After serving as a shipyard worker and then an Air Force bombardier in World War II, Zinn went on to become a lifelong dissident and peace activist. He went to college under the GI Bill, received his PhD from Columbia. He was active in the civil rights movement and many of the struggles for social justice over the past half-century. He taught at Spelman College, the historically black college for women in Atlanta, was fired for insubordination for standing up for the women. He is now Professor Emeritus at Boston University and was recently honored by Spelman…. See More

Zinn has received the Thomas Merton Award, the Eugene V. Debs Award, the Upton Sinclair Award, and the Lannan Literary Award. He is the author of many books, including the People’s History Series; a seven-volume series on the Radical ’60s; several collections of essays on art, war, politics and history; and the plays Emma and Marx in Soho. In December, The People Speak a documentary based on the live performances of A People’s History of the United States and Voices of a People’s History of the United States premiered on the History Channel.

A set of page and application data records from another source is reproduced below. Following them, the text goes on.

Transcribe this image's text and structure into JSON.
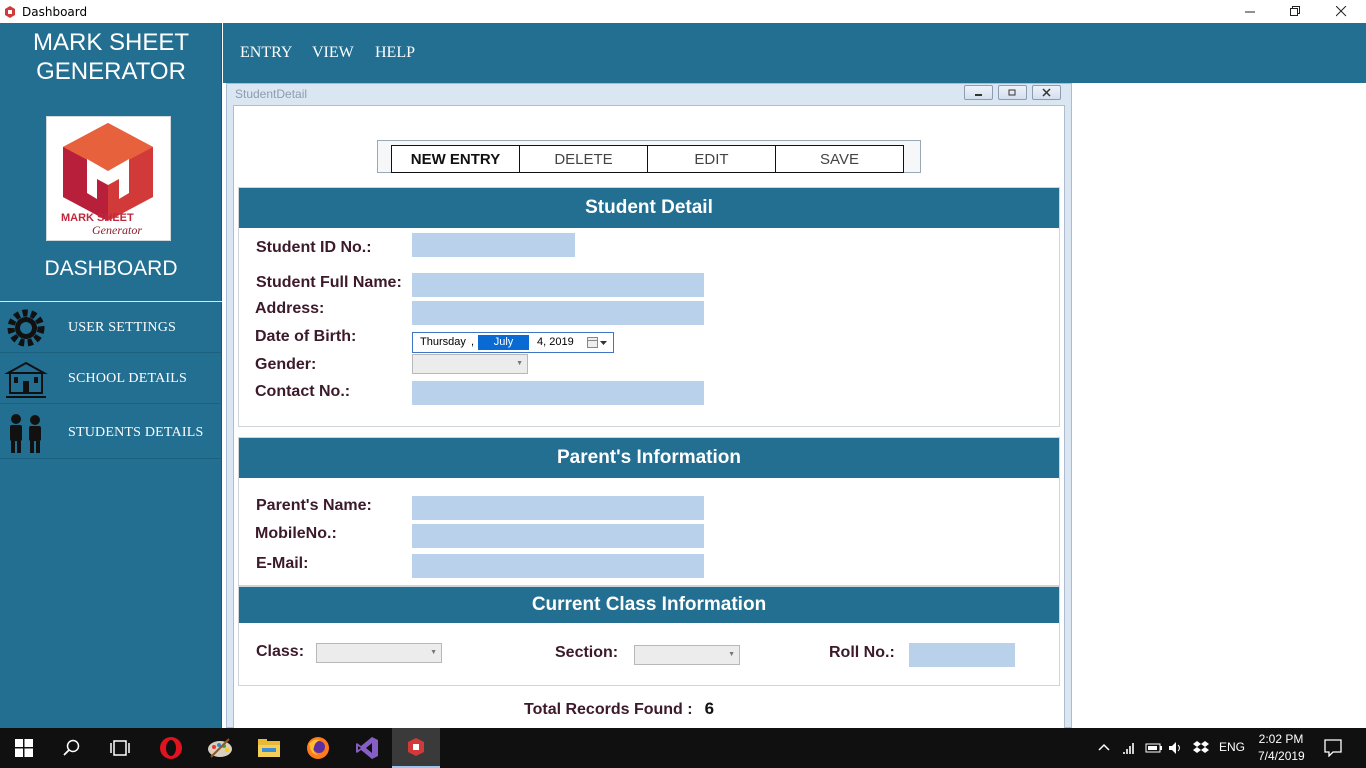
{
  "window": {
    "title": "Dashboard",
    "minimize_icon": "minimize-icon",
    "maximize_icon": "restore-icon",
    "close_icon": "close-icon"
  },
  "sidebar": {
    "brand_line1": "MARK SHEET",
    "brand_line2": "GENERATOR",
    "logo_text1": "MARK SHEET",
    "logo_text2": "Generator",
    "dashboard_label": "DASHBOARD",
    "items": [
      {
        "label": "USER SETTINGS",
        "icon": "gear-icon"
      },
      {
        "label": "SCHOOL DETAILS",
        "icon": "school-building-icon"
      },
      {
        "label": "STUDENTS DETAILS",
        "icon": "students-icon"
      }
    ]
  },
  "menubar": {
    "items": [
      "ENTRY",
      "VIEW",
      "HELP"
    ]
  },
  "child_window": {
    "title": "StudentDetail"
  },
  "toolbar": {
    "new_entry": "NEW ENTRY",
    "delete": "DELETE",
    "edit": "EDIT",
    "save": "SAVE"
  },
  "student_detail": {
    "heading": "Student Detail",
    "id_label": "Student ID No.:",
    "name_label": "Student Full Name:",
    "address_label": "Address:",
    "dob_label": "Date of Birth:",
    "gender_label": "Gender:",
    "contact_label": "Contact No.:",
    "dob_day": "Thursday",
    "dob_comma": ",",
    "dob_month": "July",
    "dob_rest": "4, 2019"
  },
  "parent_info": {
    "heading": "Parent's Information",
    "name_label": "Parent's Name:",
    "mobile_label": "MobileNo.:",
    "email_label": "E-Mail:"
  },
  "class_info": {
    "heading": "Current Class Information",
    "class_label": "Class:",
    "section_label": "Section:",
    "roll_label": "Roll No.:"
  },
  "footer": {
    "total_label": "Total Records Found :",
    "total_value": "6"
  },
  "taskbar": {
    "language": "ENG",
    "time": "2:02 PM",
    "date": "7/4/2019"
  },
  "colors": {
    "primary": "#226f92",
    "field": "#b9d1ea",
    "label": "#3c1a2a"
  }
}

Howard Zinn on historical omissions of the labor movement in the teaching of American history:

It’s very important for people to learn about the history of labor struggle because otherwise they would think that whatever gains the working people had made (for instance the eight-hour day) they would think that it came from Congress or the president. No. Whatever gains working people have made in this country have come from their own efforts, from their struggles, from their strikes, their boycotts, their facing off the police and the National Guard. It’s a very important lesson for people, because it’s not a lesson just for the labor movement. It’s a lesson for all of us. It tells us that if we are going to achieve any justice in this country, we are not going to get it from the initiative of the government. We are going to get it because citizens organize, get together, and they agitate and they demonstrate.